3: Post-Katrina, the Tulane Board dissolved Newcomb College and established a new college, blending it with Tulane College (for men). At this point, the contract (which is what Mrs. Newcomb’s gift was) was in breech by Tulane University.

4: The Newcomb heirs filed a lawsuit against Tulane University stating as much.

It’s appalling that an organization could take a gift from a donor, with the promise to fulfill that donor’s wishes, and then just not do it. If an organization cannot fulfill its promise, then it should return the gift to the donor and state as much. It is then the donor’s prerogative to either A) give the gift without restriction to the organization, B) re-allocate their donation to the organization or C) take their gift back.
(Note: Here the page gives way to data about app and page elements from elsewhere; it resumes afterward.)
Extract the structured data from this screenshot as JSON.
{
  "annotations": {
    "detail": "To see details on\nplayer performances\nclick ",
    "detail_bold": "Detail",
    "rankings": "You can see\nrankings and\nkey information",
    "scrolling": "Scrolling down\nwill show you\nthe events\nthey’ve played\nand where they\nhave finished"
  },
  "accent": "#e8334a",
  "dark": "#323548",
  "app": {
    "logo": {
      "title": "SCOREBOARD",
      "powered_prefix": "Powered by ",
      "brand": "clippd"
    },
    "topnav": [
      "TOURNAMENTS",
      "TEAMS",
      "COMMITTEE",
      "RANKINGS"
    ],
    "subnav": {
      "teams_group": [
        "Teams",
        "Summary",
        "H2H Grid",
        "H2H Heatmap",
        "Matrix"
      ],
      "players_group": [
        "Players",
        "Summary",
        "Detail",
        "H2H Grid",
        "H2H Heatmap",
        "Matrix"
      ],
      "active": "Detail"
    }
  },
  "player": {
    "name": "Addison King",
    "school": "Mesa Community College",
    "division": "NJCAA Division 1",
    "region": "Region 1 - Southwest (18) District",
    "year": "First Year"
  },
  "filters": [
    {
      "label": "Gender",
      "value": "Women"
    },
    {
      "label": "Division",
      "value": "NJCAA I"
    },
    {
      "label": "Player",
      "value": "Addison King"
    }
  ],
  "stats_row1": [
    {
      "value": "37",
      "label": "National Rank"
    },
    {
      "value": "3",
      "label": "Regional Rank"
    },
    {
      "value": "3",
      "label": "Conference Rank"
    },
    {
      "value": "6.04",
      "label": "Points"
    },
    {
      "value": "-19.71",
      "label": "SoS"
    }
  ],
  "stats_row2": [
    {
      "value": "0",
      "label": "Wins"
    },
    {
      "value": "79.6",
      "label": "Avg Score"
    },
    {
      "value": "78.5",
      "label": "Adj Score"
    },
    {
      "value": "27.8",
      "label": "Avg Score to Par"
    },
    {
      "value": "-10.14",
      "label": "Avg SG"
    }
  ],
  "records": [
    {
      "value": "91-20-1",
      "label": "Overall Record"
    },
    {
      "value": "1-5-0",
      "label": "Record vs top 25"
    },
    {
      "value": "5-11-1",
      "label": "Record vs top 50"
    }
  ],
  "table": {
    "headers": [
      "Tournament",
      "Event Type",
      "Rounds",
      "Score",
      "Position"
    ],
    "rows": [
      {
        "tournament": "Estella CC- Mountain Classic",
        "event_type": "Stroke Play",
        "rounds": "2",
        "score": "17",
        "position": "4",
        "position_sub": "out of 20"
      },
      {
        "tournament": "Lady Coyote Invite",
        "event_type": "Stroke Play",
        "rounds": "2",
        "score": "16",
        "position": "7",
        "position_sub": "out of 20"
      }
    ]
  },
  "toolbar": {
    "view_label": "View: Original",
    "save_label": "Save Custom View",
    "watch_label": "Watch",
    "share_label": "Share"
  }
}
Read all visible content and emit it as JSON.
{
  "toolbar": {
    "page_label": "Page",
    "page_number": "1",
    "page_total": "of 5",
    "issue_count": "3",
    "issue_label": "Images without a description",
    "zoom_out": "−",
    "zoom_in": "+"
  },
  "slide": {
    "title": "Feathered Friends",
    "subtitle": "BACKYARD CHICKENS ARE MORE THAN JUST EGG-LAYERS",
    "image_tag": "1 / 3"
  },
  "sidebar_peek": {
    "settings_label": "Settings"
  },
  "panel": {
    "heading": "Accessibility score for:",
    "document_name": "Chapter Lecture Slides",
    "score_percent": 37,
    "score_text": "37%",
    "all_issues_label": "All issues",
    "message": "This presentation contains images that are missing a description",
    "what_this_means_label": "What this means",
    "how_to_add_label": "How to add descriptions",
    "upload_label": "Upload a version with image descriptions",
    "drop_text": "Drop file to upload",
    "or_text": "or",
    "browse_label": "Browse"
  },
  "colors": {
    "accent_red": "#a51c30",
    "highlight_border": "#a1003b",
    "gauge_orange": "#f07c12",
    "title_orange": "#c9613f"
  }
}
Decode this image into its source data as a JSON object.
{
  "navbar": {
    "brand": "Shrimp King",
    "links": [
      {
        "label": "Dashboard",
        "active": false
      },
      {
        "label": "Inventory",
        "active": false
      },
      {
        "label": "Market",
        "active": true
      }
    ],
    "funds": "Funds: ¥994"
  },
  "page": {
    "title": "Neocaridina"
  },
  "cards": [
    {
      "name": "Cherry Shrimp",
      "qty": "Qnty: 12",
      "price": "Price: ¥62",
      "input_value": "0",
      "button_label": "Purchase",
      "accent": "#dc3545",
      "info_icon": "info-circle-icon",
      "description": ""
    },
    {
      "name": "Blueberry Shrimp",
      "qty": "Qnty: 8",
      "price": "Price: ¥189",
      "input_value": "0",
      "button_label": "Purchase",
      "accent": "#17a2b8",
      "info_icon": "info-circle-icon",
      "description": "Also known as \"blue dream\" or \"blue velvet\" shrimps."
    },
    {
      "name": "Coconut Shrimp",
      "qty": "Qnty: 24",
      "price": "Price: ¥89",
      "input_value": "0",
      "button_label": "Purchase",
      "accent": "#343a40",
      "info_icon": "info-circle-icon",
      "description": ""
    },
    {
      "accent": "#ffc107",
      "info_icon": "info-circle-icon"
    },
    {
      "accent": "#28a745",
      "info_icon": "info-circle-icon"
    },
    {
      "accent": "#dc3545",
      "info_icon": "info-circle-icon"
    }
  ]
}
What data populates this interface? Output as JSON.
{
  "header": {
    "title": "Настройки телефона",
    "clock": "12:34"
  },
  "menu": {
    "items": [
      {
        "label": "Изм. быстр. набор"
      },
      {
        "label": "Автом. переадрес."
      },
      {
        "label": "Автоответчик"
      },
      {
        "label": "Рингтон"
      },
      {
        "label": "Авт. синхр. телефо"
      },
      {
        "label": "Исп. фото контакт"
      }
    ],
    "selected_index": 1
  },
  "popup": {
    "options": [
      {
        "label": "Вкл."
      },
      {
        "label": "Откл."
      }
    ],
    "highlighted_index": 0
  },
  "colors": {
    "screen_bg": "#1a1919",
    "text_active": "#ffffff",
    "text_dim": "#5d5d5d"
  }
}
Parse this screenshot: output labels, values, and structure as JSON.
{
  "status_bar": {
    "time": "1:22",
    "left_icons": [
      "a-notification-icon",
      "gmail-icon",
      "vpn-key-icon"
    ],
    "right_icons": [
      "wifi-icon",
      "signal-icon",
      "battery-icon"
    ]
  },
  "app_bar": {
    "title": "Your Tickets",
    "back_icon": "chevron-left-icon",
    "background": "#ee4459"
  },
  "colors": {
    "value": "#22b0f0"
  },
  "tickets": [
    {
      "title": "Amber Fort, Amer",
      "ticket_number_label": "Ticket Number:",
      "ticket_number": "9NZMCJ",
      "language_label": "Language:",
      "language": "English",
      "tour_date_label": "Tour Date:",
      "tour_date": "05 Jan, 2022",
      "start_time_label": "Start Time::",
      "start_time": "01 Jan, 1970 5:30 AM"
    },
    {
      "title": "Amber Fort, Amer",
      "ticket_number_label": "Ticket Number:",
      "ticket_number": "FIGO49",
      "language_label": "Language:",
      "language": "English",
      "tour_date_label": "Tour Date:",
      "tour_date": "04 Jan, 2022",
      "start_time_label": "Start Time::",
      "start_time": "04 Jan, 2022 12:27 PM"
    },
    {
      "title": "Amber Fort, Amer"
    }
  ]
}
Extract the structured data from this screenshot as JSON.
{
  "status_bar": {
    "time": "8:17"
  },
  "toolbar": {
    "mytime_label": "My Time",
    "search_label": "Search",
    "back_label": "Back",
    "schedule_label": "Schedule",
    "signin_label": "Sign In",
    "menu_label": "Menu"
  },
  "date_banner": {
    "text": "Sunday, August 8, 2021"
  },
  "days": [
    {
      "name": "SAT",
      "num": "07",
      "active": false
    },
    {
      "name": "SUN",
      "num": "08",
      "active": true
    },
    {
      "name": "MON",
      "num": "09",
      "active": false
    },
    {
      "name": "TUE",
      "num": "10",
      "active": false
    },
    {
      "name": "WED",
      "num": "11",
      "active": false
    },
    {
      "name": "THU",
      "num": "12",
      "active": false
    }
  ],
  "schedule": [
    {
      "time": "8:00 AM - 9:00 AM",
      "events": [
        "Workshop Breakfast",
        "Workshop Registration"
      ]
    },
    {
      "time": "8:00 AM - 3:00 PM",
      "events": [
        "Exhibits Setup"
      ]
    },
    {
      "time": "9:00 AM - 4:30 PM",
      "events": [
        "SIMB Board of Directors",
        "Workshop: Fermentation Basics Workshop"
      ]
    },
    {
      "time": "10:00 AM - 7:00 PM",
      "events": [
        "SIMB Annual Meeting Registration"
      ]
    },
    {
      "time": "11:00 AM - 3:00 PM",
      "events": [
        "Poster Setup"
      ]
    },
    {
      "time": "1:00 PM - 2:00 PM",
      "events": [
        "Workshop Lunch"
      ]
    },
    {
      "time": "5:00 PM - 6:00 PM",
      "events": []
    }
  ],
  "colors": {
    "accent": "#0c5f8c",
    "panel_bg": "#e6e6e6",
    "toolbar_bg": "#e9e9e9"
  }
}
Sorry, Tulane. You are in the wrong here and that is why I will not donate to you until the lawsuit is settled.


Raye said...

As another disgruntled Newcomb Alumnae, I am equally passionate though less articulate! As an aside, if there's no longer a Newcomb College providing smart, savvy, accomplished graduates, then how will the alumnae association continue?

But that's an aside. Here's my cranky gripe: if Tulane can afford lawyers from three different expensive firms, slick mailings to discredit caring alums and to promote their version of reality, and a costly (of course) PR firm, then why do they need to fundraise? Instead of spending millions to counter caring Newcomb graduates and our supporters, why not engage us in restructuring and re-establishing a beloved 120 year old college? Imagine the support and dollars they'd then receive.

Kudos and appreciation for your blog. And your humor! The tax deductible organization "The Future of Newcomb College" could use your fundraising (and other) talents. Visit www.newcomblives and join us. We use the talents and leadership skills developed at Newcomb to support the law suit to bring back our college. We hope your readers will check us out. And you, Ashley-cita, will be the first blog I follow! Thanks for a great read.

msdoc said...

LOL! Why does Tulane think any Newcomb alum would respond to that kind of phone call?

It is typical of what has happened here. Since the Renewal Plan, TU has sunk to being a 2d-choice university. The best way to renew itself would be to restore Newcomb, which was a 1st-choice women's college.

ashley-cita said...

I just read a blog that said this year's graduating class will be the last to graduate from Newcomb College. Next year's class will be the result of Newcomb Institute... unbelievable.

Thank you both for commenting. Even if Tulane was right in consolidating Tulane College and Newcomb College (which they are not), they really missed the boat in bringing Newcomb alums along in the process. It's my feeling that they are trying to convert as many as possible to Tulane donors, cut their losses with the rest, and are focusing on the next generation who do not identify with the Newcomb name.

Kate said...

How can a graduating class be the result of an institute that is just a bunch of programs?

Face it, Tulane doesn't know what it is doing. They probably realized they screwed themselves closing Newcomb and don't have the sense to know that they should reopen the college and get going again.

And they did NOT consolidate Newcomb and Tulane. They just killed off Newcomb and put all that money into doing whatever the institute is trying to accomplish. (And they are killing off the alumnae association in the process by making them go beg people to support the institute.)

It is pitiful.

Circe said...

I suck and have lots of catch-up reading to do.

ashley-cita said...

I love you, Circe. Never ever change.